**Task description:** Word for word, write out the entries that follow, omitting all pictures.

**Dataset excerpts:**
◆ ◆ ◆

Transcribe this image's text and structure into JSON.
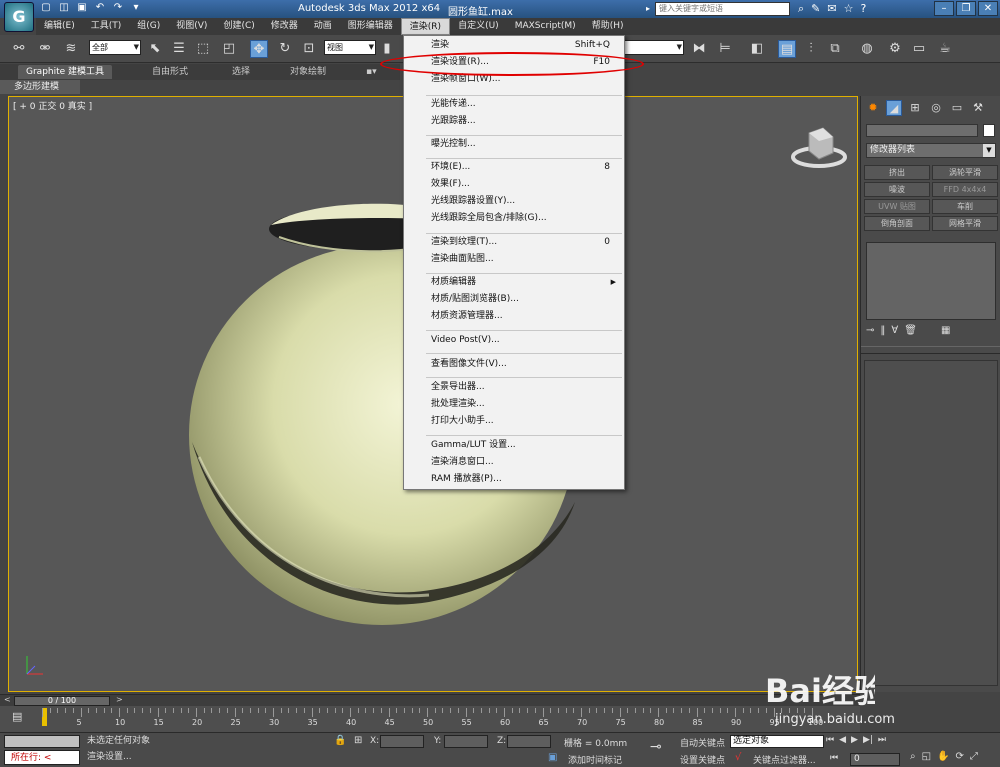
{
  "title_bar": {
    "app_title": "Autodesk 3ds Max  2012 x64",
    "file_name": "圆形鱼缸.max",
    "search_placeholder": "键入关键字或短语",
    "help_icon": "?"
  },
  "menu_bar": {
    "items": [
      {
        "label": "编辑(E)"
      },
      {
        "label": "工具(T)"
      },
      {
        "label": "组(G)"
      },
      {
        "label": "视图(V)"
      },
      {
        "label": "创建(C)"
      },
      {
        "label": "修改器"
      },
      {
        "label": "动画"
      },
      {
        "label": "图形编辑器"
      },
      {
        "label": "渲染(R)",
        "active": true
      },
      {
        "label": "自定义(U)"
      },
      {
        "label": "MAXScript(M)"
      },
      {
        "label": "帮助(H)"
      }
    ]
  },
  "toolbar": {
    "selection_filter": "全部",
    "reference_coord": "视图"
  },
  "ribbon": {
    "tabs": [
      "Graphite 建模工具",
      "自由形式",
      "选择",
      "对象绘制"
    ],
    "sub_panel": "多边形建模"
  },
  "viewport": {
    "label": "[ + 0 正交 0 真实 ]"
  },
  "render_menu": {
    "groups": [
      [
        {
          "label": "渲染",
          "shortcut": "Shift+Q"
        },
        {
          "label": "渲染设置(R)...",
          "shortcut": "F10",
          "highlighted": true
        },
        {
          "label": "渲染帧窗口(W)..."
        }
      ],
      [
        {
          "label": "光能传递..."
        },
        {
          "label": "光跟踪器..."
        }
      ],
      [
        {
          "label": "曝光控制..."
        }
      ],
      [
        {
          "label": "环境(E)...",
          "shortcut": "8"
        },
        {
          "label": "效果(F)..."
        },
        {
          "label": "光线跟踪器设置(Y)..."
        },
        {
          "label": "光线跟踪全局包含/排除(G)..."
        }
      ],
      [
        {
          "label": "渲染到纹理(T)...",
          "shortcut": "0"
        },
        {
          "label": "渲染曲面贴图..."
        }
      ],
      [
        {
          "label": "材质编辑器",
          "submenu": true
        },
        {
          "label": "材质/贴图浏览器(B)..."
        },
        {
          "label": "材质资源管理器..."
        }
      ],
      [
        {
          "label": "Video Post(V)..."
        }
      ],
      [
        {
          "label": "查看图像文件(V)..."
        }
      ],
      [
        {
          "label": "全景导出器..."
        },
        {
          "label": "批处理渲染..."
        },
        {
          "label": "打印大小助手..."
        }
      ],
      [
        {
          "label": "Gamma/LUT 设置..."
        },
        {
          "label": "渲染消息窗口..."
        },
        {
          "label": "RAM 播放器(P)..."
        }
      ]
    ]
  },
  "command_panel": {
    "modifier_list": "修改器列表",
    "buttons": [
      {
        "label": "挤出",
        "enabled": true
      },
      {
        "label": "涡轮平滑",
        "enabled": true
      },
      {
        "label": "噪波",
        "enabled": true
      },
      {
        "label": "FFD 4x4x4",
        "enabled": false
      },
      {
        "label": "UVW 贴图",
        "enabled": false
      },
      {
        "label": "车削",
        "enabled": true
      },
      {
        "label": "倒角剖面",
        "enabled": true
      },
      {
        "label": "网格平滑",
        "enabled": true
      }
    ]
  },
  "timeline": {
    "frame_display": "0 / 100",
    "ticks": [
      5,
      10,
      15,
      20,
      25,
      30,
      35,
      40,
      45,
      50,
      55,
      60,
      65,
      70,
      75,
      80,
      85,
      90,
      95,
      100
    ]
  },
  "status_bar": {
    "line_prompt": "所在行:",
    "status_text": "未选定任何对象",
    "prompt_text": "渲染设置...",
    "x_label": "X:",
    "y_label": "Y:",
    "z_label": "Z:",
    "grid_text": "栅格 = 0.0mm",
    "add_time_tag": "添加时间标记",
    "auto_key": "自动关键点",
    "set_key": "设置关键点",
    "selected_set": "选定对象",
    "key_filters": "关键点过滤器...",
    "frame_value": "0"
  },
  "watermark": {
    "brand": "Bai经验",
    "url": "jingyan.baidu.com"
  },
  "colors": {
    "title_bar": "#2f5f93",
    "viewport_bg": "#575757",
    "viewport_border": "#e0b000",
    "highlight_ring": "#e00000",
    "sphere": "#dfe2b2"
  }
}
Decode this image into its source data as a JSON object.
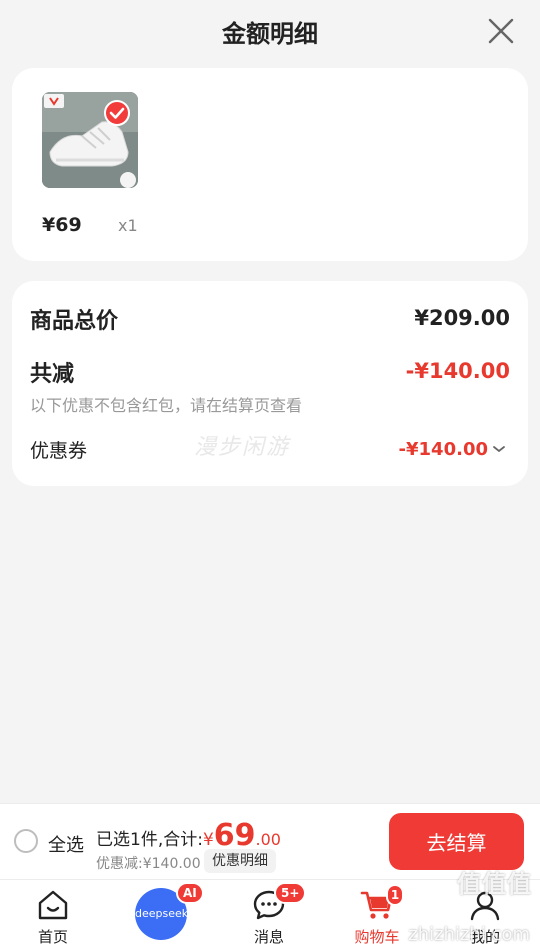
{
  "header": {
    "title": "金额明细",
    "close_icon": "close-icon"
  },
  "product": {
    "thumb_logo": "乔丹",
    "price": "¥69",
    "quantity": "x1",
    "selected_icon": "check-icon"
  },
  "summary": {
    "total_label": "商品总价",
    "total_value": "¥209.00",
    "reduce_label": "共减",
    "reduce_value": "-¥140.00",
    "reduce_note": "以下优惠不包含红包，请在结算页查看",
    "coupon_label": "优惠券",
    "coupon_value": "-¥140.00",
    "watermark": "漫步闲游"
  },
  "checkout": {
    "select_all_label": "全选",
    "selected_prefix": "已选1件,合计:",
    "sum_yen": "¥",
    "sum_int": "69",
    "sum_dec": ".00",
    "discount_text": "优惠减:¥140.00",
    "detail_pill": "优惠明细",
    "button_label": "去结算"
  },
  "tabbar": {
    "home": "首页",
    "ai_text": "deepseek",
    "ai_badge": "AI",
    "messages": "消息",
    "messages_badge": "5+",
    "cart": "购物车",
    "cart_badge": "1",
    "me": "我的"
  },
  "overlay": {
    "site_mark": "值值值",
    "site_url": "zhizhizhi.com"
  },
  "colors": {
    "accent": "#f03a35",
    "background": "#f4f4f4",
    "ai_blue": "#3b6df5"
  }
}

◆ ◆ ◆

**Expected output:**
Transcribe this image's text and structure into JSON.
{
  "title_bar": {
    "app_title": "Autodesk 3ds Max  2012 x64",
    "file_name": "圆形鱼缸.max",
    "search_placeholder": "键入关键字或短语",
    "help_icon": "?"
  },
  "menu_bar": {
    "items": [
      {
        "label": "编辑(E)"
      },
      {
        "label": "工具(T)"
      },
      {
        "label": "组(G)"
      },
      {
        "label": "视图(V)"
      },
      {
        "label": "创建(C)"
      },
      {
        "label": "修改器"
      },
      {
        "label": "动画"
      },
      {
        "label": "图形编辑器"
      },
      {
        "label": "渲染(R)",
        "active": true
      },
      {
        "label": "自定义(U)"
      },
      {
        "label": "MAXScript(M)"
      },
      {
        "label": "帮助(H)"
      }
    ]
  },
  "toolbar": {
    "selection_filter": "全部",
    "reference_coord": "视图"
  },
  "ribbon": {
    "tabs": [
      "Graphite 建模工具",
      "自由形式",
      "选择",
      "对象绘制"
    ],
    "sub_panel": "多边形建模"
  },
  "viewport": {
    "label": "[ + 0 正交 0 真实 ]"
  },
  "render_menu": {
    "groups": [
      [
        {
          "label": "渲染",
          "shortcut": "Shift+Q"
        },
        {
          "label": "渲染设置(R)...",
          "shortcut": "F10",
          "highlighted": true
        },
        {
          "label": "渲染帧窗口(W)..."
        }
      ],
      [
        {
          "label": "光能传递..."
        },
        {
          "label": "光跟踪器..."
        }
      ],
      [
        {
          "label": "曝光控制..."
        }
      ],
      [
        {
          "label": "环境(E)...",
          "shortcut": "8"
        },
        {
          "label": "效果(F)..."
        },
        {
          "label": "光线跟踪器设置(Y)..."
        },
        {
          "label": "光线跟踪全局包含/排除(G)..."
        }
      ],
      [
        {
          "label": "渲染到纹理(T)...",
          "shortcut": "0"
        },
        {
          "label": "渲染曲面贴图..."
        }
      ],
      [
        {
          "label": "材质编辑器",
          "submenu": true
        },
        {
          "label": "材质/贴图浏览器(B)..."
        },
        {
          "label": "材质资源管理器..."
        }
      ],
      [
        {
          "label": "Video Post(V)..."
        }
      ],
      [
        {
          "label": "查看图像文件(V)..."
        }
      ],
      [
        {
          "label": "全景导出器..."
        },
        {
          "label": "批处理渲染..."
        },
        {
          "label": "打印大小助手..."
        }
      ],
      [
        {
          "label": "Gamma/LUT 设置..."
        },
        {
          "label": "渲染消息窗口..."
        },
        {
          "label": "RAM 播放器(P)..."
        }
      ]
    ]
  },
  "command_panel": {
    "modifier_list": "修改器列表",
    "buttons": [
      {
        "label": "挤出",
        "enabled": true
      },
      {
        "label": "涡轮平滑",
        "enabled": true
      },
      {
        "label": "噪波",
        "enabled": true
      },
      {
        "label": "FFD 4x4x4",
        "enabled": false
      },
      {
        "label": "UVW 贴图",
        "enabled": false
      },
      {
        "label": "车削",
        "enabled": true
      },
      {
        "label": "倒角剖面",
        "enabled": true
      },
      {
        "label": "网格平滑",
        "enabled": true
      }
    ]
  },
  "timeline": {
    "frame_display": "0 / 100",
    "ticks": [
      5,
      10,
      15,
      20,
      25,
      30,
      35,
      40,
      45,
      50,
      55,
      60,
      65,
      70,
      75,
      80,
      85,
      90,
      95,
      100
    ]
  },
  "status_bar": {
    "line_prompt": "所在行:",
    "status_text": "未选定任何对象",
    "prompt_text": "渲染设置...",
    "x_label": "X:",
    "y_label": "Y:",
    "z_label": "Z:",
    "grid_text": "栅格 = 0.0mm",
    "add_time_tag": "添加时间标记",
    "auto_key": "自动关键点",
    "set_key": "设置关键点",
    "selected_set": "选定对象",
    "key_filters": "关键点过滤器...",
    "frame_value": "0"
  },
  "watermark": {
    "brand": "Bai经验",
    "url": "jingyan.baidu.com"
  },
  "colors": {
    "title_bar": "#2f5f93",
    "viewport_bg": "#575757",
    "viewport_border": "#e0b000",
    "highlight_ring": "#e00000",
    "sphere": "#dfe2b2"
  }
}
Decode this image into its source data as a JSON object.
{
  "header": {
    "title": "金额明细",
    "close_icon": "close-icon"
  },
  "product": {
    "thumb_logo": "乔丹",
    "price": "¥69",
    "quantity": "x1",
    "selected_icon": "check-icon"
  },
  "summary": {
    "total_label": "商品总价",
    "total_value": "¥209.00",
    "reduce_label": "共减",
    "reduce_value": "-¥140.00",
    "reduce_note": "以下优惠不包含红包，请在结算页查看",
    "coupon_label": "优惠券",
    "coupon_value": "-¥140.00",
    "watermark": "漫步闲游"
  },
  "checkout": {
    "select_all_label": "全选",
    "selected_prefix": "已选1件,合计:",
    "sum_yen": "¥",
    "sum_int": "69",
    "sum_dec": ".00",
    "discount_text": "优惠减:¥140.00",
    "detail_pill": "优惠明细",
    "button_label": "去结算"
  },
  "tabbar": {
    "home": "首页",
    "ai_text": "deepseek",
    "ai_badge": "AI",
    "messages": "消息",
    "messages_badge": "5+",
    "cart": "购物车",
    "cart_badge": "1",
    "me": "我的"
  },
  "overlay": {
    "site_mark": "值值值",
    "site_url": "zhizhizhi.com"
  },
  "colors": {
    "accent": "#f03a35",
    "background": "#f4f4f4",
    "ai_blue": "#3b6df5"
  }
}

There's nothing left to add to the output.